» **Exercise instructions**: Every line of the data needs to be returned exactly.

» **Supplied data**:
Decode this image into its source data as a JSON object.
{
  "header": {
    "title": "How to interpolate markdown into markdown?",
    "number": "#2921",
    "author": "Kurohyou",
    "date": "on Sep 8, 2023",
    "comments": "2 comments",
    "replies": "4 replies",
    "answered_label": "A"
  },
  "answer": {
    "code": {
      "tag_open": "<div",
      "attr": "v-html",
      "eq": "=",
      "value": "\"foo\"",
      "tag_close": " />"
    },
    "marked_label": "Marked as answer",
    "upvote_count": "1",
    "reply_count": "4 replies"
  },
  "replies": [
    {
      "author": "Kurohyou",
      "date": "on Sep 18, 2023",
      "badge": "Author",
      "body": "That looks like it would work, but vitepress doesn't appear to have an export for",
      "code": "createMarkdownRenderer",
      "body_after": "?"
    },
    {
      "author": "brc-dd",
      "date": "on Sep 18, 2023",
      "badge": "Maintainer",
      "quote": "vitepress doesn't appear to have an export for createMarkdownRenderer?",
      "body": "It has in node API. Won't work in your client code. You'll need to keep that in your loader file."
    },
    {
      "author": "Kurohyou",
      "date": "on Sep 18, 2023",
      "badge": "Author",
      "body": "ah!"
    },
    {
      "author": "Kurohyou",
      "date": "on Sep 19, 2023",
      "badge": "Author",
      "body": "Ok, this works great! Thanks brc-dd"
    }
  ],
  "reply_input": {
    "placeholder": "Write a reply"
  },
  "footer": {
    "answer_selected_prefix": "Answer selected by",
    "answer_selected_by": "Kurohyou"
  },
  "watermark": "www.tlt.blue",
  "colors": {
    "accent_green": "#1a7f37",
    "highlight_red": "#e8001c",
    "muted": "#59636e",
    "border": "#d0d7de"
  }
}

» **Solved exercise**:
Decode this image into its source data as a JSON object.
{
  "header": {
    "title": "How to interpolate markdown into markdown?",
    "number": "#2921",
    "author": "Kurohyou",
    "date": "on Sep 8, 2023",
    "comments": "2 comments",
    "replies": "4 replies",
    "answered_label": "A"
  },
  "answer": {
    "code": {
      "tag_open": "<div",
      "attr": "v-html",
      "eq": "=",
      "value": "\"foo\"",
      "tag_close": " />"
    },
    "marked_label": "Marked as answer",
    "upvote_count": "1",
    "reply_count": "4 replies"
  },
  "replies": [
    {
      "author": "Kurohyou",
      "date": "on Sep 18, 2023",
      "badge": "Author",
      "body": "That looks like it would work, but vitepress doesn't appear to have an export for",
      "code": "createMarkdownRenderer",
      "body_after": "?"
    },
    {
      "author": "brc-dd",
      "date": "on Sep 18, 2023",
      "badge": "Maintainer",
      "quote": "vitepress doesn't appear to have an export for createMarkdownRenderer?",
      "body": "It has in node API. Won't work in your client code. You'll need to keep that in your loader file."
    },
    {
      "author": "Kurohyou",
      "date": "on Sep 18, 2023",
      "badge": "Author",
      "body": "ah!"
    },
    {
      "author": "Kurohyou",
      "date": "on Sep 19, 2023",
      "badge": "Author",
      "body": "Ok, this works great! Thanks brc-dd"
    }
  ],
  "reply_input": {
    "placeholder": "Write a reply"
  },
  "footer": {
    "answer_selected_prefix": "Answer selected by",
    "answer_selected_by": "Kurohyou"
  },
  "watermark": "www.tlt.blue",
  "colors": {
    "accent_green": "#1a7f37",
    "highlight_red": "#e8001c",
    "muted": "#59636e",
    "border": "#d0d7de"
  }
}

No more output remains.